A don, Prof. Morenike Ukpong, says prolonged breastfeeding can cause dental caries in children.
Dental caries, also known as tooth decay, is the breakdown of teeth due to acid made by bacteria.
Ukpong, a Professor of Paediatric Dentistry at Department of Child Dental Health, Obafemi Awolowo University, Ile-Ife, said in Abuja on Wednesday that caries was the only disadvantage of prolonged breastfeeding.
She spoke on the sideline of the 2019 National Oral Health Week, adding that “global evidence suggests that when children are breastfed for more than two years, there is a great risk of the children having caries.
“Even though we encourage breastfeeding, there is a need to pass the message to mothers in such a way that they will understand because caries can affect the development of a child.”
The don said caries was a problem that could be treated in adults but could affect the quality and psychological life of children.
“Evidence is that when a child has a hole in the mouth, it will significantly affect his/her life.
“It does not only reduce the quality of life, it results in children not developing properly; it also increases the risk of malnutrition.
“In addition, the pain can cause stress and hormonal changes that also impact on the psychological development of a child.”
Ukpong, also a Consultant with the Federal Ministry of Health on National Oral Health Policy, said that the policy was going through validation by stakeholders.
She said the stakeholders met on Tuesday in Abuja to review the policy that was developed in 2012 “because of evidence of rising prevalence and burden of oral health problems.

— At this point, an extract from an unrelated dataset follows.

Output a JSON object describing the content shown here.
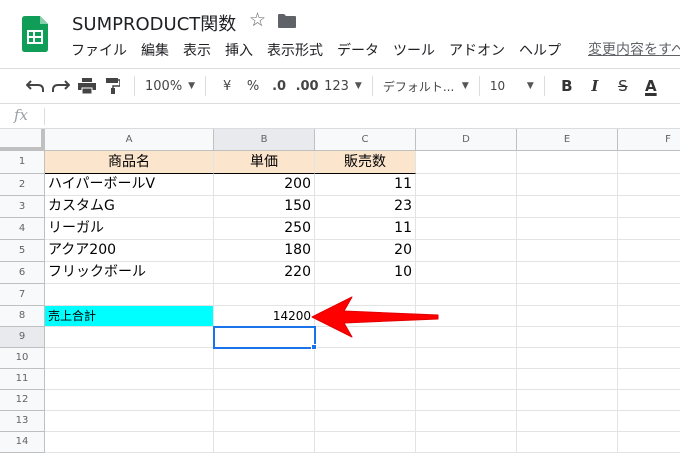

“We have to revise it in view of changes in practice, both locally and globally. There is a recent declaration that oral disease is not a communicable disease so there are a lot of policies on oral and dental health care.”
According to her, the revised policy will be ready in January.
An oral health policy helps to harness political, economic, social or cultural factors at the individual, family, community, national and international levels to address oral health needs.
In addition, she spoke on the need for the country to conduct a National Oral Health Survey to monitor and evaluate the progress of the country in oral health.
“The last oral survey we did was in 1995 and it was a pilot survey and after that, we have not had a National Oral Health Survey.
“If we had, we would know where we are in terms of prevalence and disease burden.
“Generally on a global scale, the World Health Organisation is saying that while oral health burden and prevalence is decreasing in other parts of the world, it is increasing in developing countries.”